- _EXERCISE_
For each line below with the word "Wrong", write out a copy.

━━ SOURCE MATERIAL

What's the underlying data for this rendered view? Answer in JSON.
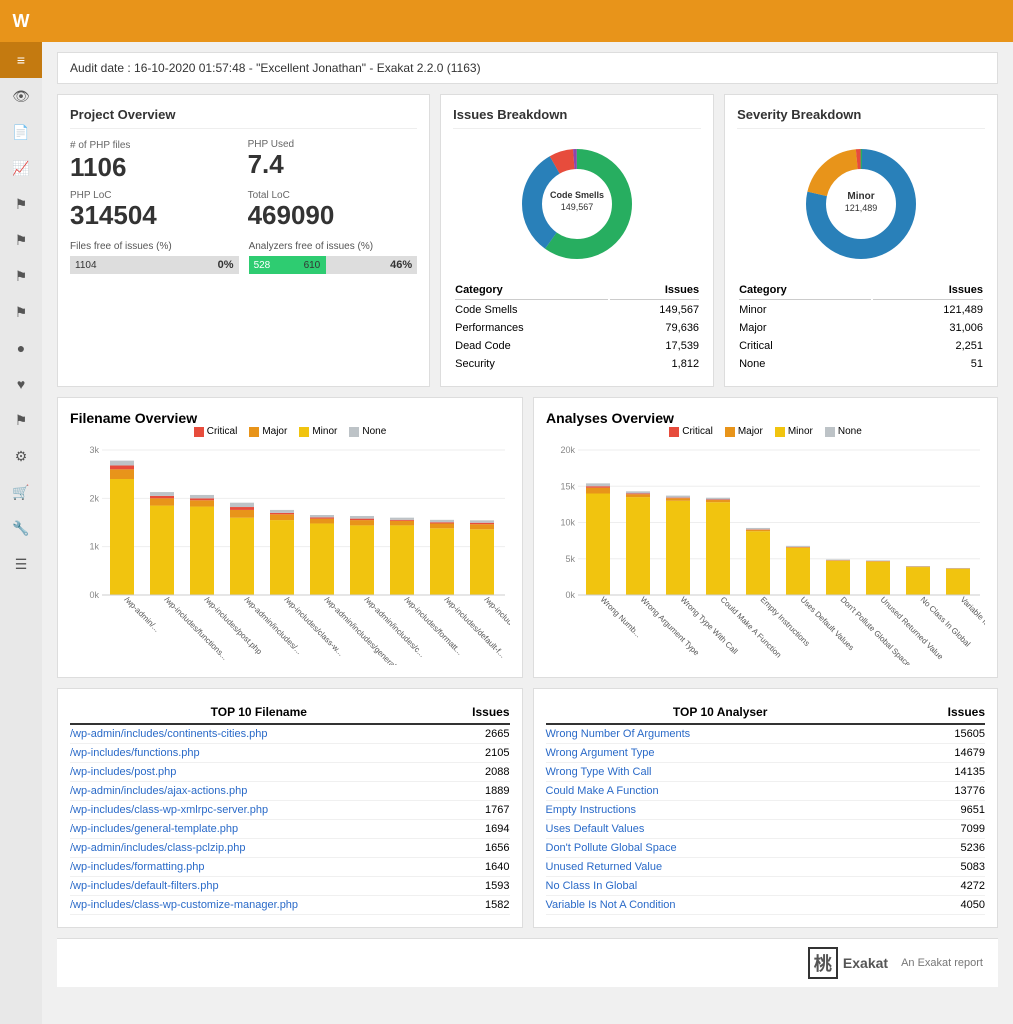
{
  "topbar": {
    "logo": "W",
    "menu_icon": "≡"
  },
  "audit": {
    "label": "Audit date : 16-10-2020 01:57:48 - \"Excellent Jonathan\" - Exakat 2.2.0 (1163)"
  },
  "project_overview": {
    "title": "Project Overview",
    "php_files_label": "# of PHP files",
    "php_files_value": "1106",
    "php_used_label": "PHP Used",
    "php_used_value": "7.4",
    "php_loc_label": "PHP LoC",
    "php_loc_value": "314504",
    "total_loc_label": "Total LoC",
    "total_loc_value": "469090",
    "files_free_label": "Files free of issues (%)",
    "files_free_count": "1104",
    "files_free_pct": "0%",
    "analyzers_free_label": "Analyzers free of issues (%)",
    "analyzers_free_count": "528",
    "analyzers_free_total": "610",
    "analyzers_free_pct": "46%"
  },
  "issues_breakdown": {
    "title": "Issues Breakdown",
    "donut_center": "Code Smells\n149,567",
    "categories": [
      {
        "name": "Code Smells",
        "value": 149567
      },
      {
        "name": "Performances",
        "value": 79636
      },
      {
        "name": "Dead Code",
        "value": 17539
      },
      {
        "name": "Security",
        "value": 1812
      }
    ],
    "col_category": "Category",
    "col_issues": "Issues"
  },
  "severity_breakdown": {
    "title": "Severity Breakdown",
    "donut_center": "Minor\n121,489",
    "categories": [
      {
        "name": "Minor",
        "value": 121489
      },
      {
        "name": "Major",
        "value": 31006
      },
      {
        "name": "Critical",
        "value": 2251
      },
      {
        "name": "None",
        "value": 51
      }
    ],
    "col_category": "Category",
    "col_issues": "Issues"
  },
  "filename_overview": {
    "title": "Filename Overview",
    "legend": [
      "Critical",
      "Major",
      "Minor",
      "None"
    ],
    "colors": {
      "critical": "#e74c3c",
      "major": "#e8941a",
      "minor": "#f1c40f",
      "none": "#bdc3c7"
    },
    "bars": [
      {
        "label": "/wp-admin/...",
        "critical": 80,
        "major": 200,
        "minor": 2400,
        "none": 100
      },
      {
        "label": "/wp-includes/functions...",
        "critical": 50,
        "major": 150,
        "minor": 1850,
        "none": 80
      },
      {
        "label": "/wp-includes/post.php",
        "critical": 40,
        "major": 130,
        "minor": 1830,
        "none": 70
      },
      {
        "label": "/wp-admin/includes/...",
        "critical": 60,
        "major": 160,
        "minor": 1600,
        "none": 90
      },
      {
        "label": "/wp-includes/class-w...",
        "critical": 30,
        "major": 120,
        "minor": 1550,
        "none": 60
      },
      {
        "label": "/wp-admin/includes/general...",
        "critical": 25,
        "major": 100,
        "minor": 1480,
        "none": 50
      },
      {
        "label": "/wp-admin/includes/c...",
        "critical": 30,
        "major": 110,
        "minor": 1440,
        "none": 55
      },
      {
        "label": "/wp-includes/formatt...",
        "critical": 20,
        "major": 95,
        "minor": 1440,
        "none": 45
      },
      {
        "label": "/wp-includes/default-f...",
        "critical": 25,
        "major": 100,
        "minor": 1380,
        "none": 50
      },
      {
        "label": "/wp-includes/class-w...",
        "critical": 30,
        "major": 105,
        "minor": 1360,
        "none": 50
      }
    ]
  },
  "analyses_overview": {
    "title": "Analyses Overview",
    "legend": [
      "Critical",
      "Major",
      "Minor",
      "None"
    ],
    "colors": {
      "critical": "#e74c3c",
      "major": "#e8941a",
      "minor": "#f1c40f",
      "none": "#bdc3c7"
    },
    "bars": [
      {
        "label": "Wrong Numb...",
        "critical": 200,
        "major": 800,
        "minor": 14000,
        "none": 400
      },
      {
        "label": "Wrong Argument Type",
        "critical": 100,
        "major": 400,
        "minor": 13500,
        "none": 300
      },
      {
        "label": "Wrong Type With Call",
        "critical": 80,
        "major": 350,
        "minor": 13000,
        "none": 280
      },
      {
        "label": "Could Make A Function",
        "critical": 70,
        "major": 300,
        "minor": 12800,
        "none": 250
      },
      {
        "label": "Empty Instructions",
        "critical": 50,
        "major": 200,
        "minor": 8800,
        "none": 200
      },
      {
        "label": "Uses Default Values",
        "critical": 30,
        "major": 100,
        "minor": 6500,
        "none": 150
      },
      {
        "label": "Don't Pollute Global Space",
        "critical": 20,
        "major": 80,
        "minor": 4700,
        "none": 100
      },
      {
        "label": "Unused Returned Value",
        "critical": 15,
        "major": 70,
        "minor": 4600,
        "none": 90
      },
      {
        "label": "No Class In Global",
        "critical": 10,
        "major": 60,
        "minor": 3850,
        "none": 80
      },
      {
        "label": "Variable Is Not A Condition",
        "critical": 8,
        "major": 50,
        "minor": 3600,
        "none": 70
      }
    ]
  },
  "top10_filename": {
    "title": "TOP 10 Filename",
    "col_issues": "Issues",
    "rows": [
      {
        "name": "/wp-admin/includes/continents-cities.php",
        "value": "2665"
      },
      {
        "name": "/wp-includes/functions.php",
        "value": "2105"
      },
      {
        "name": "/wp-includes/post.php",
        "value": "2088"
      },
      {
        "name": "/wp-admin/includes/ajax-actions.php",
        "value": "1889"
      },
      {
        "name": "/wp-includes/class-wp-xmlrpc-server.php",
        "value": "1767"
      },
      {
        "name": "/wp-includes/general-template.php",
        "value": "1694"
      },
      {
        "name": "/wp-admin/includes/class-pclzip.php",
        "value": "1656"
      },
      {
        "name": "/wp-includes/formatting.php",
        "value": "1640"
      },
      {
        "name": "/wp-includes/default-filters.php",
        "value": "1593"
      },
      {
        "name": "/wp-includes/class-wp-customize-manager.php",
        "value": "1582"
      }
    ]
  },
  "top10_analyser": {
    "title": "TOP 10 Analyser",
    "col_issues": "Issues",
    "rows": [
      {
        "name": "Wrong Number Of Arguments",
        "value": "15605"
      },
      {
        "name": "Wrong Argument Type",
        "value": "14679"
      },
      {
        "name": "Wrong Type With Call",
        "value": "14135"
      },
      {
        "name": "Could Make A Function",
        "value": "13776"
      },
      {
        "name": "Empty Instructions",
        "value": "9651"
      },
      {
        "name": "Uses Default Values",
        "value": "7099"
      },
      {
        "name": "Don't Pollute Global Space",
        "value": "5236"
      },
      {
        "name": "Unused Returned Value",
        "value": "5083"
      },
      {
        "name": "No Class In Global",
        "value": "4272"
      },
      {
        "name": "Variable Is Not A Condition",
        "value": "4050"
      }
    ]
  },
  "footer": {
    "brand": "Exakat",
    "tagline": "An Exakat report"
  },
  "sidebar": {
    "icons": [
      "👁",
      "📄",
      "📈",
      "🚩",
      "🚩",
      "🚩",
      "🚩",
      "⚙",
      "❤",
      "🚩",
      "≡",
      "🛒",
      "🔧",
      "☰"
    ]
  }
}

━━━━

- _ANSWER SECTION_
        "label": "Wrong Numb...",
        "label": "Wrong Argument Type",
        "label": "Wrong Type With Call",
        "name": "Wrong Number Of Arguments",
        "name": "Wrong Argument Type",
        "name": "Wrong Type With Call",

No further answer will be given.